Science & Technology
A major prehistoric village has been unearthed near Stonehenge in southern England.
The settlement likely housed the builders of the famous monument, archaeologists say, and was an important ceremonial site in its own right, hosting great "feasts and parties" (photo gallery
OPPONENTS of the idea that life originated on Mars, and came to Earth on meteorites, have always been able to point to the huge impacts needed to eject rocks from the Martian surface. Surely, they argue, this would have killed any life they carried. Not so, says a study of the forces involved.
THE star you were born under influences the person you become. Not something you expect to hear from scientists but, incredibly, it seems to be true. There is firm evidence that the time of year you are born affects not just your personality, but also your health, specifically your chances of developing serious mental illness. But don't expect to find clues in your horoscopes. The star in question is the star we were all born under - the sun.
Toads on the Japanese island of Ishima seem to be losing their evolutionary battle with snakes. Most snakes, and indeed most other animals, avoid eating toads because of the toxins in their skin. Rhabdophis tigrinus snakes, however, not only tolerate the toxins, they store the chemicals for their own defensive arsenal.
When a court-appointed special master last year rejected the claim of an Alabama couple that their daughter had suffered seizures after a vaccination, she explained her decision in part by referring to material from articles in Wikipedia, the collaborative online encyclopedia.
The reaction from the court above her, the United States Court of Federal Claims, was direct: the materials "culled from the Internet do not - at least on their face - meet" standards of reliability. The court reversed her decision.
Oddly, to cite the "pervasive, and for our purposes, disturbing series of disclaimers" concerning the site's accuracy, the same Court of Federal Claims relied on an article called "Researching With Wikipedia" found - where else? - on Wikipedia. (The family has reached a settlement, their lawyer said.)
The newest, most high-tech camera aboard the Hubble Space Telescope stopped working last weekend and two of its main capabilities are unlikely to recover, NASA officials said on Monday.
The telescope's Advanced Camera for Surveys, meant to take images of huge swaths of the sky, shut down after an electrical short caused a power fuse to fail, the U.S. space agency's Preston Burch said on a telephone news briefing.
Robert Roy BrittSpace.com
Mon, 29 Jan 2007 15:28 UTC
For years astronomers have known that the upper atmospheres of Saturn and other giant planets are hotter than can be explained by absorbed sunlight.

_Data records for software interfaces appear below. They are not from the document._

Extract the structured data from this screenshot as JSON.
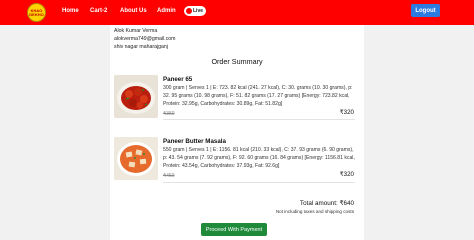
{
  "nav": {
    "logo_text": "KHAO\nDEKHO",
    "links": [
      "Home",
      "Cart-2",
      "About Us",
      "Admin"
    ],
    "live_label": "Live",
    "logout_label": "Logout"
  },
  "user": {
    "name": "Alok Kumar Verma",
    "email": "alokverma749@gmail.com",
    "address": "shiv nagar maharajganj"
  },
  "summary_title": "Order Summary",
  "items": [
    {
      "name": "Paneer 65",
      "description": "300 gram | Serves 1 | E: 723. 82 kcal (241. 27 kcal), C: 30. grams (10. 30 grams), p: 32. 95 grams (10. 98 grams), F: 51. 82 grams (17. 27 grams) [Energy: 723.82 kcal, Protein: 32.95g, Carbohydrates: 30.89g, Fat: 51.82g]",
      "mrp": "₹350",
      "price": "₹320"
    },
    {
      "name": "Paneer Butter Masala",
      "description": "550 gram | Serves 1 | E: 1156. 81 kcal (210. 33 kcal), C: 37. 93 grams (6. 90 grams), p: 43. 54 grams (7. 92 grams), F: 92. 60 grams (16. 84 grams) [Energy: 1156.81 kcal, Protein: 43.54g, Carbohydrates: 37.93g, Fat: 92.6g]",
      "mrp": "₹450",
      "price": "₹320"
    }
  ],
  "total": {
    "label": "Total amount: ₹640",
    "note": "Not including taxes and shipping costs"
  },
  "proceed_label": "Proceed With Payment",
  "colors": {
    "navbar": "#ff0000",
    "logout": "#2b7be0",
    "proceed": "#1e8a3a"
  }
}
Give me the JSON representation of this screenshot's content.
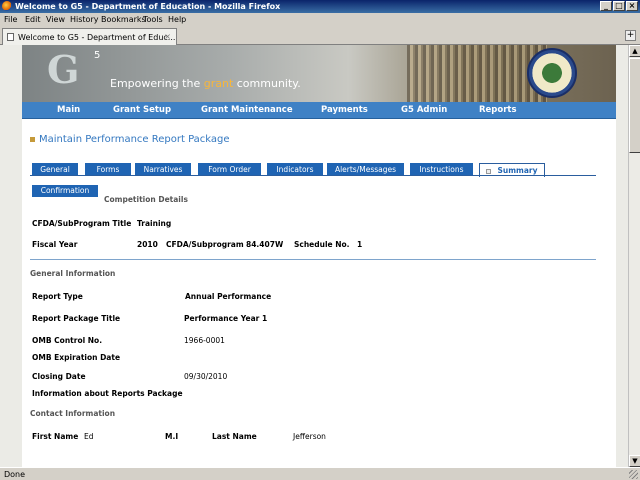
{
  "window": {
    "title": "Welcome to G5 - Department of Education - Mozilla Firefox"
  },
  "menu": [
    "File",
    "Edit",
    "View",
    "History",
    "Bookmarks",
    "Tools",
    "Help"
  ],
  "browser_tab": {
    "label": "Welcome to G5 - Department of Educ...",
    "close": "×",
    "new_tab": "+"
  },
  "banner": {
    "logo": "G",
    "logo_sup": "5",
    "tagline_pre": "Empowering the ",
    "tagline_hl": "grant",
    "tagline_post": " community."
  },
  "nav": [
    "Main",
    "Grant Setup",
    "Grant Maintenance",
    "Payments",
    "G5 Admin",
    "Reports"
  ],
  "page_title": "Maintain Performance Report Package",
  "tabs": [
    "General",
    "Forms",
    "Narratives",
    "Form Order",
    "Indicators",
    "Alerts/Messages",
    "Instructions",
    "Summary"
  ],
  "subtab": "Confirmation",
  "competition": {
    "header": "Competition Details",
    "cfda_title_label": "CFDA/SubProgram Title",
    "cfda_title_value": "Training",
    "fiscal_year_label": "Fiscal Year",
    "fiscal_year_value": "2010",
    "cfda_sub_label": "CFDA/Subprogram",
    "cfda_sub_value": "84.407W",
    "schedule_label": "Schedule No.",
    "schedule_value": "1"
  },
  "general": {
    "header": "General Information",
    "report_type_label": "Report Type",
    "report_type_value": "Annual Performance",
    "package_title_label": "Report Package Title",
    "package_title_value": "Performance Year 1",
    "omb_control_label": "OMB Control No.",
    "omb_control_value": "1966-0001",
    "omb_exp_label": "OMB Expiration Date",
    "closing_label": "Closing Date",
    "closing_value": "09/30/2010",
    "info_label": "Information about Reports Package"
  },
  "contact": {
    "header": "Contact Information",
    "first_label": "First Name",
    "first_value": "Ed",
    "mi_label": "M.I",
    "last_label": "Last Name",
    "last_value": "Jefferson"
  },
  "status": {
    "text": "Done"
  }
}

Today the mystery deepened.
The phenomenon has long been blamed on a mechanism similar to what creates the aurora, or Northern Lights on Earth. On Earth, magnetic energy in the magnetosphere drives the aurora and heats the upper atmosphere.
Item: Nineteenth century physicist William Crookes, later knighted for his contributions to science, conducts a series of seances with the young medium Florence Cook and declares her to be genuine. Crookes' detractors not only allege that he has taken leave of his senses, they insinuate that he is having an illicit affair with Florence. Though there is no evidence to support these claims, they continue to this day. Crookes saves his reputation only by retreating from the study of the paranormal.
What revelations and evils await us with the forthcoming debut of "wikileaks?"
Here is the hype from the placemarker website:
To animals unfortunate enough to fall in, it was a death trap. To palaeontologists, it was a sensational discovery. Now the first detailed analysis of a spectacular cache of fossilised prehistoric "marsupial lions", giant wombats and kangaroos, owls and parrots discovered in a cave in Australia suggests that humans killed off the continent's megafauna.
|©Clay Bryce, Western Australian Museum
|First-known complete skeleton of the marsupial 'lion' Thylacoleo carnifex
The cache, found in the Nullarbor Plain in south-central Australia, contains fossils of 69 species of mammal, bird and reptile, and includes many complete skeletons, including the first of a marsupial lion (see above and artist's rendering below). There are also eight species of kangaroo that had never been recorded before.